Waiting till the pathogen has spread accomplishes little in the long run. One of the recent additions to the Aquatic Health code is the etiologic agent of AHPNS, a strain of Vibrio parahaemolyticus that contains a plasmid borne toxin complex (Pir A and Pir B) that is responsible for the observed pathology.
This plasmid has spread to several other vibrio strains and there is a good chance that it can move into non-vibrios species as well. To this day, there are instances where OIE has not been notified of its presence. The government denies its presence while researchers document it and farmers suffer from it presence.
“This has resulted in wide ranging adverse impacts that would not have occurred had the disease been reported as OIE requires.”
Recognizing that this can be a double-edged sword, responsible governments look to their scientists and animal health professionals to develop sensible approaches to containment where required and eradication where possible in order to mitigate some of the risks.

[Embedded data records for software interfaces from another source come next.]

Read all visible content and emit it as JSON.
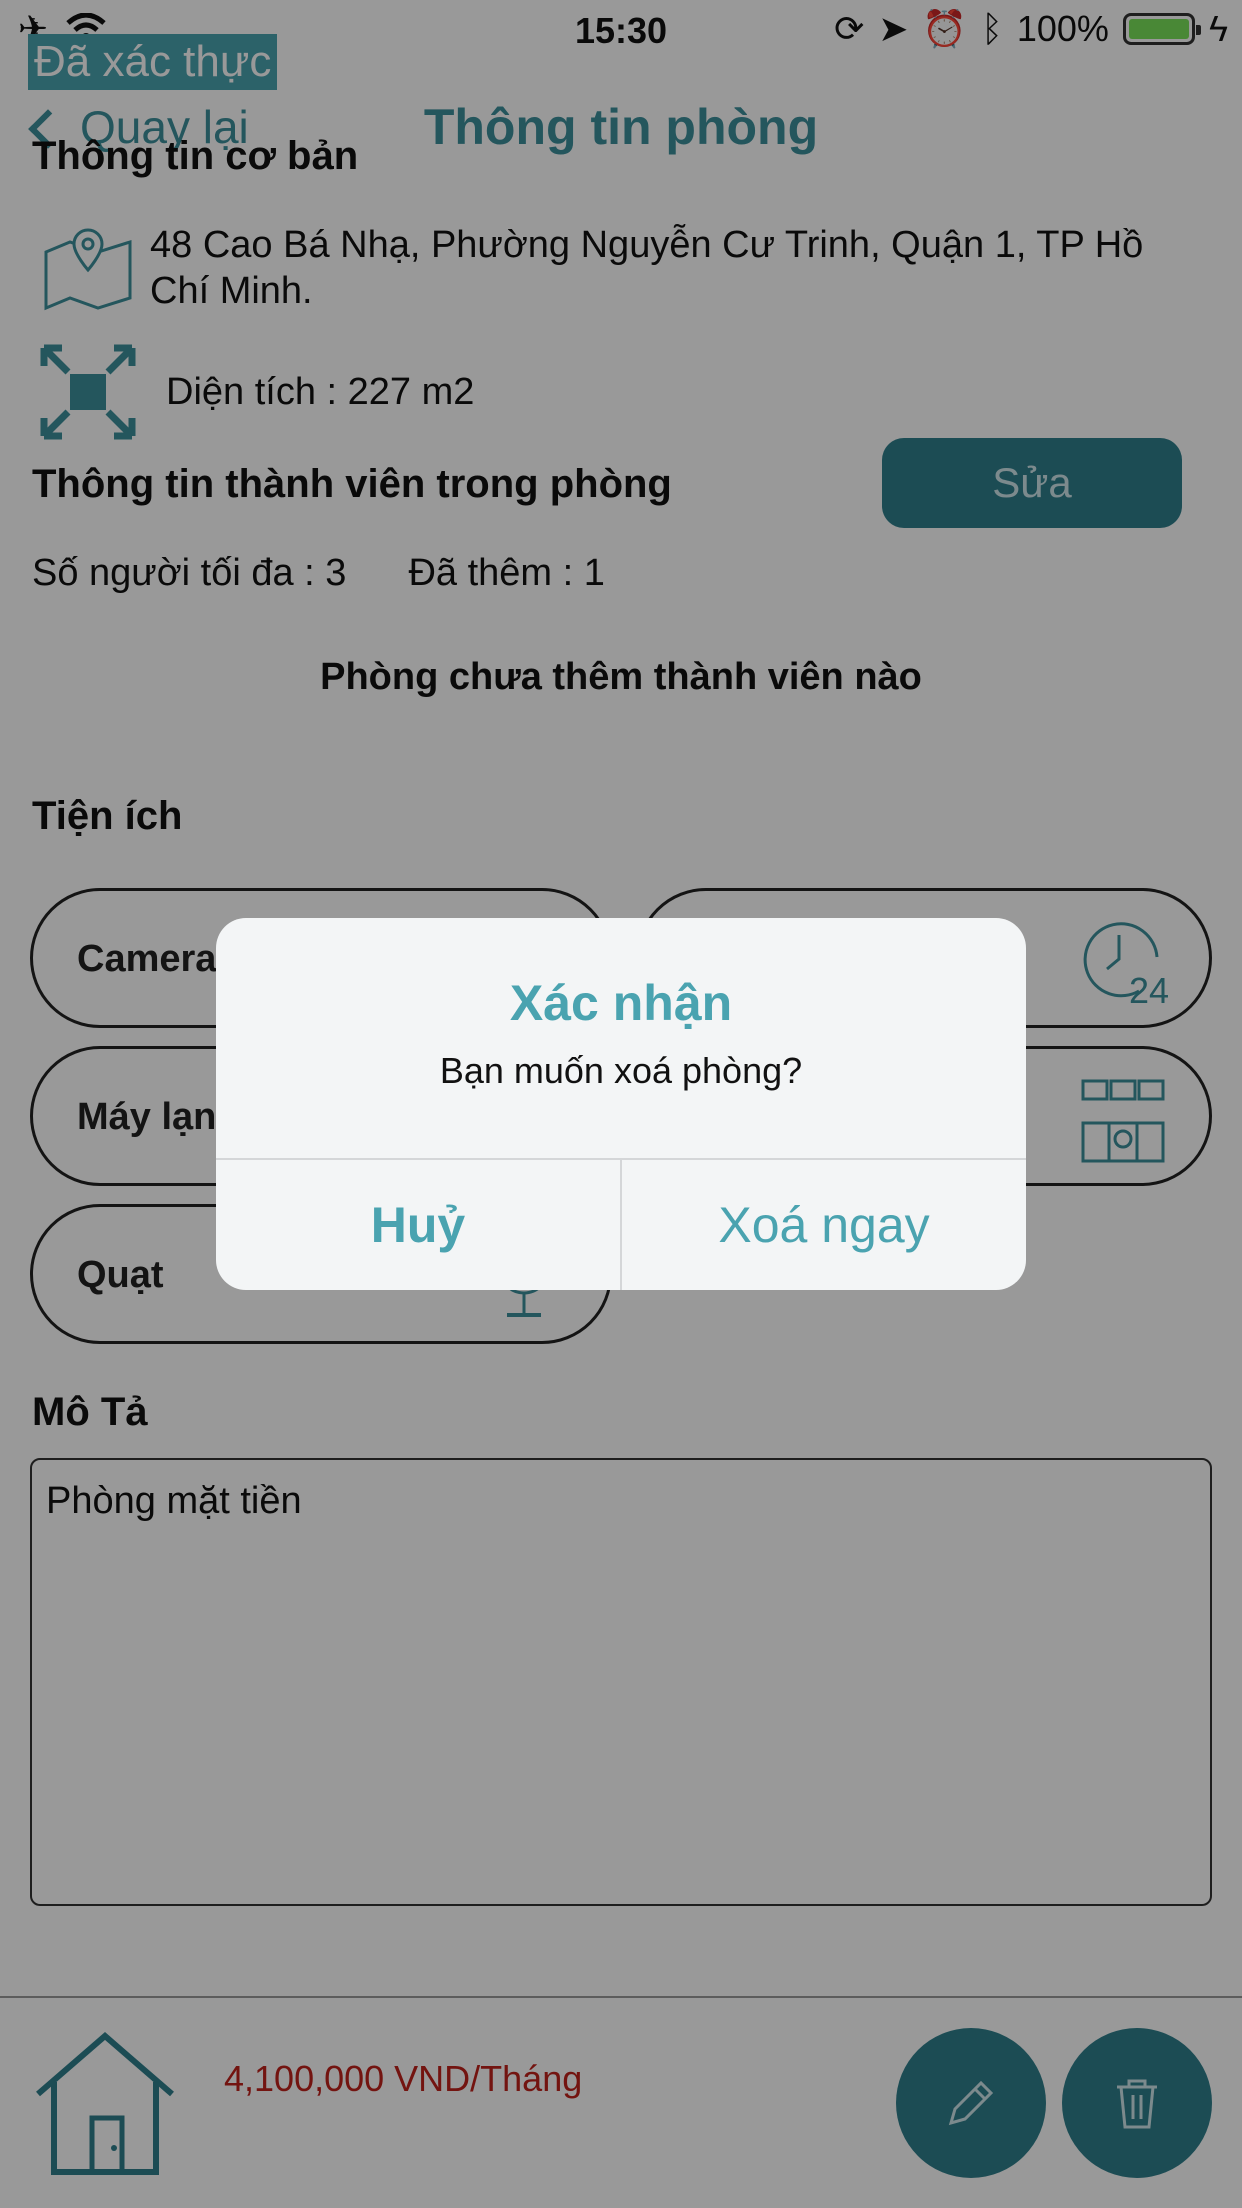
{
  "status_bar": {
    "time": "15:30",
    "battery_text": "100%",
    "icons": [
      "airplane-icon",
      "wifi-icon",
      "rotation-lock-icon",
      "location-icon",
      "alarm-icon",
      "bluetooth-icon",
      "battery-icon",
      "charging-icon"
    ]
  },
  "verified_label": "Đã xác thực",
  "nav": {
    "back_label": "Quay lại",
    "title": "Thông tin phòng"
  },
  "basic_info": {
    "heading": "Thông tin cơ bản",
    "address": "48 Cao Bá Nhạ, Phường Nguyễn Cư Trinh, Quận 1, TP Hồ Chí Minh.",
    "area": "Diện tích : 227 m2"
  },
  "members": {
    "heading": "Thông tin thành viên trong phòng",
    "edit_label": "Sửa",
    "max_people": "Số người tối đa : 3",
    "added": "Đã thêm : 1",
    "empty_message": "Phòng chưa thêm thành viên nào"
  },
  "amenities": {
    "heading": "Tiện ích",
    "items": [
      {
        "label": "Camera",
        "icon": "camera-icon"
      },
      {
        "label": "",
        "icon": "clock-24h-icon"
      },
      {
        "label": "Máy lạnh",
        "icon": "air-conditioner-icon"
      },
      {
        "label": "",
        "icon": "kitchen-icon"
      },
      {
        "label": "Quạt",
        "icon": "fan-icon"
      }
    ]
  },
  "description": {
    "heading": "Mô Tả",
    "text": "Phòng mặt tiền"
  },
  "footer": {
    "price": "4,100,000 VND/Tháng",
    "icons": [
      "house-icon",
      "pencil-icon",
      "trash-icon"
    ]
  },
  "dialog": {
    "title": "Xác nhận",
    "message": "Bạn muốn xoá phòng?",
    "cancel_label": "Huỷ",
    "confirm_label": "Xoá ngay"
  },
  "colors": {
    "accent": "#4aa3b0",
    "button_dark": "#2f7f8c",
    "price": "#c0221c"
  }
}
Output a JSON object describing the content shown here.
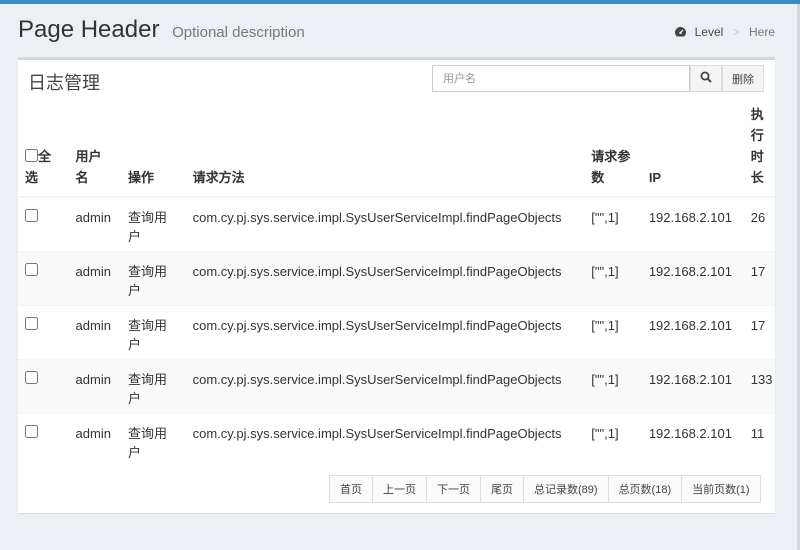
{
  "header": {
    "title": "Page Header",
    "description": "Optional description",
    "breadcrumb": [
      "Level",
      "Here"
    ]
  },
  "box": {
    "title": "日志管理",
    "search": {
      "placeholder": "用户名",
      "value": ""
    },
    "delete_label": "删除"
  },
  "table": {
    "headers": [
      "全选",
      "用户名",
      "操作",
      "请求方法",
      "请求参数",
      "IP",
      "执行时长"
    ],
    "rows": [
      {
        "user": "admin",
        "operation": "查询用户",
        "method": "com.cy.pj.sys.service.impl.SysUserServiceImpl.findPageObjects",
        "params": "[\"\",1]",
        "ip": "192.168.2.101",
        "time": "26"
      },
      {
        "user": "admin",
        "operation": "查询用户",
        "method": "com.cy.pj.sys.service.impl.SysUserServiceImpl.findPageObjects",
        "params": "[\"\",1]",
        "ip": "192.168.2.101",
        "time": "17"
      },
      {
        "user": "admin",
        "operation": "查询用户",
        "method": "com.cy.pj.sys.service.impl.SysUserServiceImpl.findPageObjects",
        "params": "[\"\",1]",
        "ip": "192.168.2.101",
        "time": "17"
      },
      {
        "user": "admin",
        "operation": "查询用户",
        "method": "com.cy.pj.sys.service.impl.SysUserServiceImpl.findPageObjects",
        "params": "[\"\",1]",
        "ip": "192.168.2.101",
        "time": "133"
      },
      {
        "user": "admin",
        "operation": "查询用户",
        "method": "com.cy.pj.sys.service.impl.SysUserServiceImpl.findPageObjects",
        "params": "[\"\",1]",
        "ip": "192.168.2.101",
        "time": "11"
      }
    ]
  },
  "pagination": {
    "first": "首页",
    "prev": "上一页",
    "next": "下一页",
    "last": "尾页",
    "total_records": "总记录数(89)",
    "total_pages": "总页数(18)",
    "current_page": "当前页数(1)"
  },
  "colors": {
    "accent": "#3c8dbc",
    "background": "#ecf0f5",
    "box_border": "#d2d6de"
  },
  "icons": {
    "breadcrumb": "dashboard-icon",
    "search": "search-icon"
  }
}
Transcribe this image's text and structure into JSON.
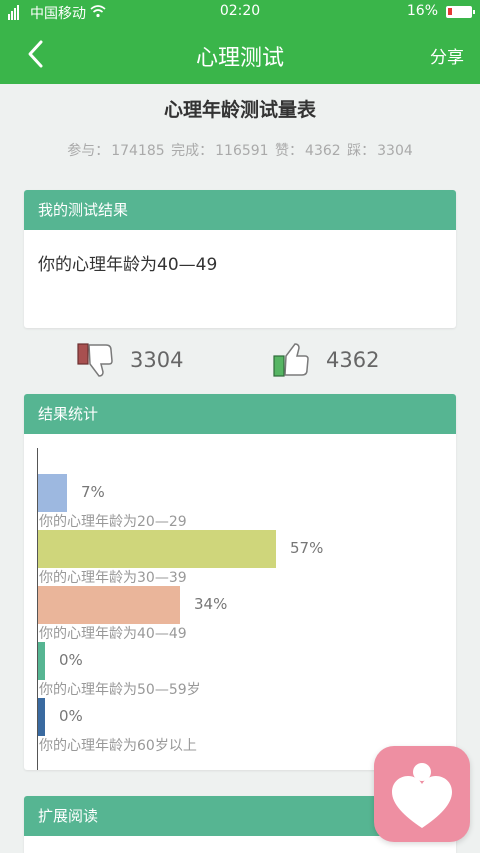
{
  "status_bar": {
    "carrier": "中国移动",
    "time": "02:20",
    "battery": "16%"
  },
  "nav": {
    "title": "心理测试",
    "share_label": "分享"
  },
  "test": {
    "title": "心理年龄测试量表",
    "stats": {
      "participate_label": "参与：",
      "participate": "174185",
      "complete_label": "完成：",
      "complete": "116591",
      "like_label": "赞：",
      "like": "4362",
      "dislike_label": "踩：",
      "dislike": "3304"
    }
  },
  "my_result": {
    "header": "我的测试结果",
    "text": "你的心理年龄为40—49"
  },
  "votes": {
    "dislike_count": "3304",
    "like_count": "4362"
  },
  "result_stats": {
    "header": "结果统计"
  },
  "chart_data": {
    "type": "bar",
    "orientation": "horizontal",
    "categories": [
      "你的心理年龄为20—29",
      "你的心理年龄为30—39",
      "你的心理年龄为40—49",
      "你的心理年龄为50—59岁",
      "你的心理年龄为60岁以上"
    ],
    "values": [
      7,
      57,
      34,
      0,
      0
    ],
    "value_labels": [
      "7%",
      "57%",
      "34%",
      "0%",
      "0%"
    ],
    "colors": [
      "#9db8e0",
      "#cfd67b",
      "#eab59a",
      "#56b592",
      "#3a6aa0"
    ],
    "xlim": [
      0,
      100
    ]
  },
  "more": {
    "header": "扩展阅读"
  }
}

Unfortunately, this is not always the case. Almost every major shrimp producing nation is not revealing the extent of specific pathogens as their ethical obligations to OIE require.
Failure to comply with these ethical obligations could eventually force draconian approaches towards control of the movement of pathogens impacting the movement of farmed shrimp in the final market ready form as well as seed stocks and many of the important tools that are elements of production.
When countries are dependent on exports, protectionist policies may override concerns about pathogen movement. To some extent this is understandable when the presence of notifiable pathogens might limit the movement of consumer ready product into markets where these pathogens have not (yet) been reported.
“It is unfortunate that this fear has resulted in examples where the presence of a notifiable pathogen is common knowledge but not officially recognized by the government competent authorities.”
The perceived need to protect a local industry at the expense of others who would be buying animals that are carrying OIE notifiable (and for that matter any of the characterized pathogens) has caused untold amounts of suffering and economic damage.
This persists. While aquaculture is being actively promoted, hiding the presence of OIE pathogens is little more than hypocrisy and these actions strongly suggests that the concerns about aquaculture and the economic damage from preventable disease are words.
Their actions speak loudly. They do not care about the sustainability of aquaculture by their very actions. This is unfortunately compounded by any number of NGOs who tout themselves as being the standard bearers for sustainability.
Most of them know what is going on and choose to look the other way. There can be no sustainable aquaculture without pathogen control. The OIE has no teeth. They need to be able to police this, levying large fines for non-compliance and ensuring that those who choose to risk the livelihoods of others face the consequences.
Unfortunately there is no will to change this and those who have the greatest to lose are often those who refuse to acknowledge the presence of specific disease causing pathogens.
Stephen G. Newman has a bachelor’s degree from the University of Maryland in Conservation and Resource Management (ecology) and a Ph.D. from the University of Miami, in Marine Microbiology.
He has over 40 years of experience working within a range of topics and approaches on aquaculture such as water quality, animal health, biosecurity with special focus on shrimp and salmonids.
He founded Aquaintech in 1996 and continues to be CEO of this company to the present day.
It is heavily focused on providing consulting services around the world on microbial technologies and biosecurity issues.